To make things coordinate-free, it is sufficient to reformulate differential equations in the form that makes use of exterior derivatives and exterior products of differential forms. Any set of differential equations can be cast into this form, the only subtlety being that it may require an infinite collection of differential forms to be introduced.
As topologist you may be aware of Sullivan's work "Infinitesimal computations in topology"
in which a sort of such equations were studied.
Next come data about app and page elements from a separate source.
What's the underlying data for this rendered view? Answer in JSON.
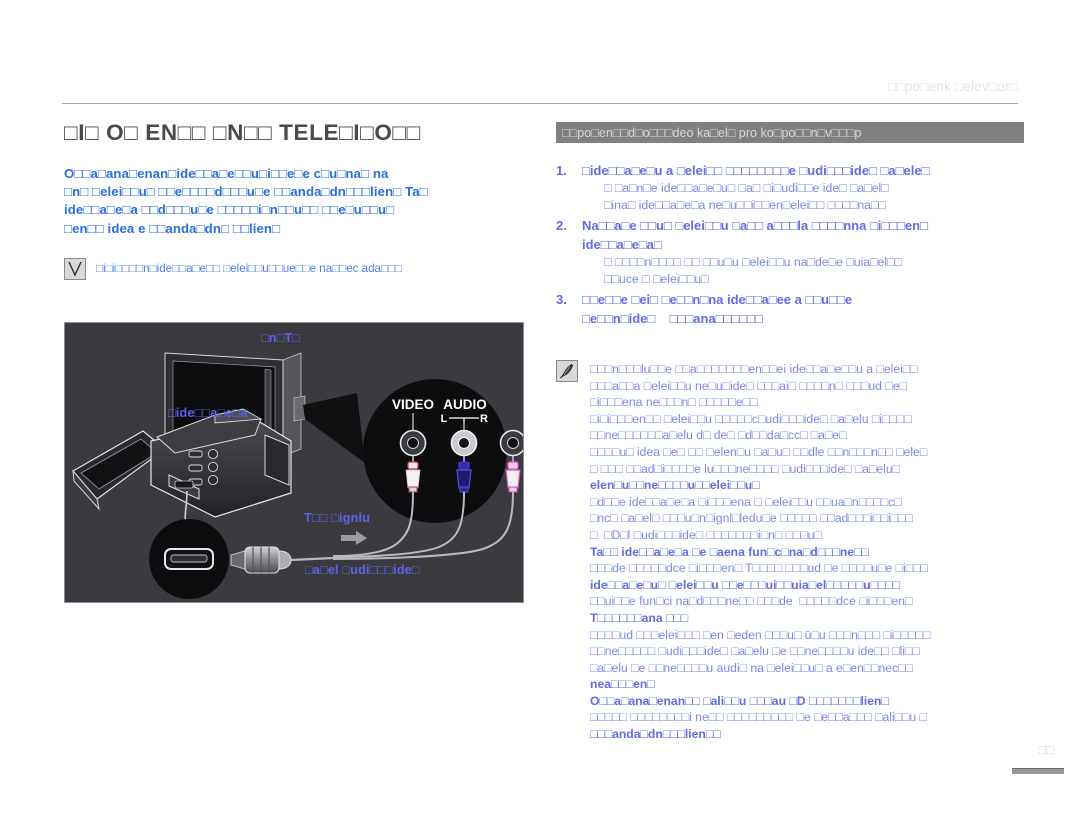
{
  "header": {
    "running_title": "□□po□enk □elev□or□"
  },
  "title": "□I□ O□ EN□□ □N□□ TELE□I□O□□",
  "left": {
    "intro": "O□□a□ana□enan□ide□□a□e□□u□i□□e□e c□u□na□ na\n□n□ □elei□□u□ □□e□□□□d□□□u□e □□anda□dn□□□lien□ Ta□\nide□□a□e□a □□d□□□u□e □□□□□i□n□□u□□ □□e□u□□u□\n□en□□ idea e □□anda□dn□ □□lien□",
    "note": {
      "icon": "check-icon",
      "text": "□i□i□□□□n□ide□□a□e□□ □elei□□u□□ue□□e na□□ec ada□□□"
    }
  },
  "illustration": {
    "labels": {
      "tv": "□n□T□",
      "camera": "□ide□□a□e□a",
      "signal": "T□□ □ignlu",
      "cable": "□a□el □udi□□□ide□"
    },
    "jack_panel": {
      "video": "VIDEO",
      "audio": "AUDIO",
      "left": "L",
      "right": "R"
    },
    "background_color": "#3b3b3f",
    "accent_color": "#5b63e8"
  },
  "right": {
    "band": "□□po□en□□d□o□□□deo ka□el□ pro ko□po□□n□v□□□p",
    "steps": [
      {
        "num": "1.",
        "main": "□ide□□a□e□u a □elei□□ □□□□□□□□e □udi□□□ide□ □a□ele□",
        "subs": [
          "□ □a□n□e ide□□a□e□u□ □a□ □i□udi□□e ide□ □a□el□",
          "□ina□ ide□□a□e□a ne□u□□i□□en□elei□□ □□□□na□□"
        ]
      },
      {
        "num": "2.",
        "main": "Na□□a□e □□u□ □elei□□u □a□□ a□□□la □□□□nna □i□□□en□\nide□□a□e□a□",
        "subs": [
          "□ □□□□n□□□□ □□ □□u□u □elei□□u na□de□e □uia□el□□",
          "□□uce □ □elei□□u□"
        ]
      },
      {
        "num": "3.",
        "main": "□□e□□e □ei□ □e□□n□na ide□□a□ee a □□u□□e\n□e□□n□ide□    □□□ana□□□□□□"
      }
    ],
    "notes": {
      "icon": "pencil-icon",
      "lines": [
        {
          "bold": false,
          "text": "□□□n□□□lu□□e □□a□□□□□□□en□□ei ide□□a□e□□u a □elei□□"
        },
        {
          "bold": false,
          "text": "□□□a□□a □elei□□u ne□u□ide□ □□□ai□ □□□□n□ □□□ud □e□"
        },
        {
          "bold": false,
          "text": "□i□□□ena ne□□□n□ □□□□□e□□"
        },
        {
          "bold": false,
          "text": "□i□i□□□en□□ □elei□□u □□□□□c□udi□□□ide□ □a□elu □i□□□□"
        },
        {
          "bold": false,
          "text": "□□ne□□□□□□a□elu d□ de□ □d□□da□cc□ □a□e□"
        },
        {
          "bold": false,
          "text": "□□□□u□ idea □e□ □□ □elen□u □a□u□ □□dle □□n□□□n□□ □ele□"
        },
        {
          "bold": false,
          "text": "□ □□□ □□ad□i□□□□e lu□□□ne□□□□ □udi□□□ide□ □a□elu□"
        },
        {
          "bold": true,
          "text": "elen□u□□ne□□□□u□□elei□□u□"
        },
        {
          "bold": false,
          "text": "□d□□e ide□□a□e□a □i□□□ena □ □elei□□u □□ua□n□□□□c□"
        },
        {
          "bold": false,
          "text": "□nc□ □a□el□ □□□u□n□ignl□ledu□e □□□□□ □□ad□□□i□□i□□□"
        },
        {
          "bold": false,
          "text": "□  □D□l □udi□□□ide□ □□□□□□□i□n□ □□□u□"
        },
        {
          "bold": true,
          "text": "Ta□□ ide□□a□e□a □e □aena fun□c□na□d□□□ne□□"
        },
        {
          "bold": false,
          "text": "□□□de □□□□□dce □i□□□en□ T□□□□ □□□ud □e □□□□u□e □i□□□"
        },
        {
          "bold": true,
          "text": "ide□□a□e□u□ □elei□□u □□e□□□ui□□uia□el□□□□□u□□□□"
        },
        {
          "bold": false,
          "text": "□□ui□□e fun□ci na□d□□□ne□□ □□□de  □□□□□dce □i□□□en□"
        },
        {
          "bold": true,
          "text": "T□□□□□□ana □□□"
        },
        {
          "bold": false,
          "text": "□□□□ud □□□elei□□□ □en □eden □□□u□ ū□u □□□n□□□ □i□□□□□"
        },
        {
          "bold": false,
          "text": "□□ne□□□□□ □udi□□□ide□ □a□elu □e □□ne□□□□u ide□□ □li□□"
        },
        {
          "bold": false,
          "text": "□a□elu □e □□ne□□□□u audi□ na □elei□□u□ a e□en□□nec□□"
        },
        {
          "bold": true,
          "text": "nea□□□en□"
        },
        {
          "bold": true,
          "text": "O□□a□ana□enan□□ □ali□□u □□□au □D □□□□□□□lien□"
        },
        {
          "bold": false,
          "text": "□□□□□ □□□□□□□□i ne□□ □□□□□□□□□ □e □e□□a□□□ □ali□□u □"
        },
        {
          "bold": true,
          "text": "□□□anda□dn□□□lien□□"
        }
      ]
    }
  },
  "page_number": "□□"
}
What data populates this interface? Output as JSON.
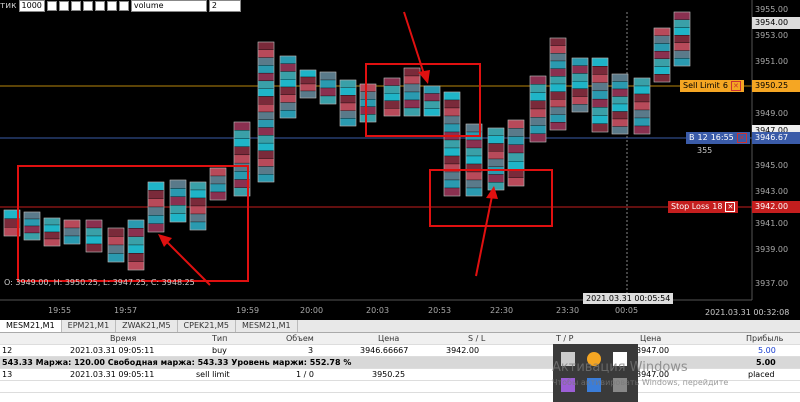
{
  "toolbar": {
    "label": "тик",
    "tick_value": "1000",
    "mode": "volume",
    "count": "2"
  },
  "price_axis": [
    "3955.00",
    "3953.00",
    "3951.00",
    "3949.00",
    "3947.00",
    "3945.00",
    "3943.00",
    "3941.00",
    "3939.00",
    "3937.00"
  ],
  "orders": {
    "sell_limit_label": "Sell Limit",
    "sell_limit_qty": "6",
    "sell_limit_price": "3950.25",
    "buy_label": "B",
    "buy_qty": "12",
    "buy_timer": "16:55",
    "buy_price": "3946.67",
    "buy_sub": "355",
    "stop_loss_label": "Stop Loss",
    "stop_loss_qty": "18",
    "stop_loss_price": "3942.00",
    "last_price": "3954.00",
    "price_3947": "3947.00"
  },
  "ohlc": "O: 3949.00, H: 3950.25, L: 3947.25, C: 3948.25",
  "time_axis": [
    "19:55",
    "19:57",
    "19:59",
    "20:00",
    "20:03",
    "20:53",
    "22:30",
    "23:30",
    "00:05"
  ],
  "cursor_time": "2021.03.31 00:05:54",
  "clock": "2021.03.31 00:32:08",
  "tabs": [
    "MESM21,M1",
    "EPM21,M1",
    "ZWAK21,M5",
    "CPEK21,M5",
    "MESM21,M1"
  ],
  "table": {
    "headers": [
      "Время",
      "Тип",
      "Объем",
      "Цена",
      "S / L",
      "T / P",
      "Цена",
      "Прибыль"
    ],
    "row1": {
      "id": "12",
      "time": "2021.03.31 09:05:11",
      "type": "buy",
      "vol": "3",
      "price": "3946.66667",
      "sl": "3942.00",
      "price2": "3947.00",
      "profit": "5.00"
    },
    "summary": "543.33  Маржа: 120.00  Свободная маржа: 543.33  Уровень маржи: 552.78 %",
    "summary_profit": "5.00",
    "row2": {
      "id": "13",
      "time": "2021.03.31 09:05:11",
      "type": "sell limit",
      "vol": "1 / 0",
      "price": "3950.25",
      "price2": "3947.00",
      "status": "placed"
    }
  },
  "watermark": "Активация Windows",
  "watermark_sub": "Чтобы активировать Windows, перейдите",
  "colors": {
    "bg": "#000000",
    "sell_limit": "#f5a623",
    "buy": "#3a5ba8",
    "stop": "#c41e1e",
    "annot": "#e01010"
  }
}
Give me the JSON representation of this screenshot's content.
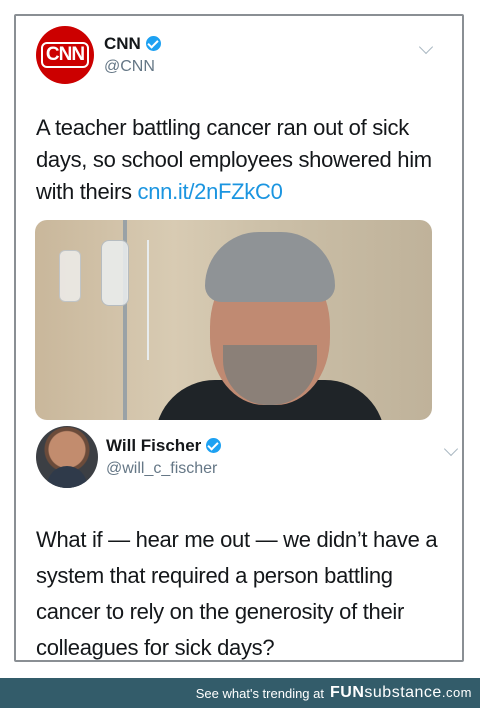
{
  "tweet": {
    "name": "CNN",
    "handle": "@CNN",
    "logo_text": "CNN",
    "text": "A teacher battling cancer ran out of sick days, so school employees showered him with theirs ",
    "link": "cnn.it/2nFZkC0"
  },
  "reply": {
    "name": "Will Fischer",
    "handle": "@will_c_fischer",
    "text": "What if — hear me out — we didn’t have a system that required a person battling cancer to rely on the generosity of their colleagues for sick days?"
  },
  "footer": {
    "text": "See what's trending at",
    "brand_bold": "FUN",
    "brand_rest": "substance",
    "brand_tld": ".com"
  },
  "colors": {
    "verified": "#1da1f2",
    "link": "#1b95e0",
    "footer_bg": "#335c6a",
    "cnn_red": "#cc0000"
  },
  "icons": [
    "verified-badge-icon",
    "chevron-down-icon"
  ]
}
Though to do real PDE it is necessary to work with zero-degree forms too, which he did not.
Such equations have applications in physics, e.g. you may write the equations describing black-hole without referring to any coordinates.

The typical system has the form $d W^A=F^A(W)$, where $W^A$ is a set of some forms valued in some linear spaces, $W^A$ do not necessary have the same degree, $F^A(W)$ expands only in terms of exterior products of $W^A$ with constant coefficients.

As an example, take one-forms $\Omega^I$, $F^I=f^I_{JK}\Omega^I\Omega^K$, then $d\Omega^I=f^I_{JK}\Omega^I\Omega^K$, the integrability for this equations implies $f^I_{JK}$ be the structure constants for some Lie algebra. The covariant constancy equations can be formulated in the same form.